The Squad app launched in January 2019 and enables up to six people to video chat at the same time on their phones. Critically that includes the ability to screen share. Targeting teen girls, Squad has seen a huge amount of growth since the beginning of the pandemic, for example Squad CEO Esther Crawford announced that usage of the app increased by 1,100% during the last two weeks of March. With teens using Squad to share videos from streamers like Netflix, Disney+, and Hulu from their screen while they chat about what they’re watching;  Squad is enabling communal watching at a time where that can only exist virtually.    


The Bunch App also enables group video chatting, though in the context of playing mobile games together. By using the same party ID, users can play popular mobile games like Uno!, Mario Kart Tour and Roblox at the same time on their phones. Since the pandemic started, users are spending over 1.5 million minutes a day talking to friends on the app, with the number of daily game sessions per user growing by 75% recently. While the user base had previously skewed male, it is currently 62% female. For those looking to see each other face to face for a socially distanced game night, Bunch is an increasingly popular solution.


Founded in 2011 and now a subsidiary of Amazon, the live streaming gaming platform Twitch wasn’t exactly obscure before the pandemic, but has seen significant growth since. For example, viewership grew to 5 billion hours watched between April through June, up over 60% from those same three months in 2019.  It’s also no longer just a platform for hardcore gamers; Amazon Watch Party integration means Twitch can be used for people to watch and chat about Amazon Prime movies and TV programs together in real time. 

Meanwhile, the politician Alexandria Ocasio-Cortez just played the game Among Us on Twitch, with the livestream peaking at 440,000 live viewers, the sixth highest such total on Twitch ever. By authentically embracing the fun, communal experience of livestream gaming, AOC successfully found a non-traditional way to connect with the Gen Z audience.


While video was becoming more important on social media regardless, the pandemic and social distancing has only sped audience adaptation of apps and platforms that find new ways to optimize video. By understanding which of these emerging solutions are being embraced, marketers can be ahead of the curve in promoting their brands on these apps.    

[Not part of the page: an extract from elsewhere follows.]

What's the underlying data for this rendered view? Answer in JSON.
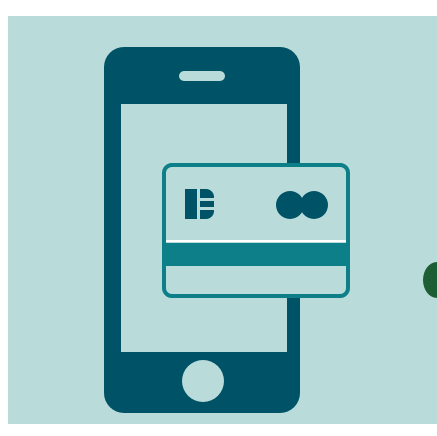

Looking for more hot tips on what’s the next big thing around social media video? Request a ListenFirst demo today!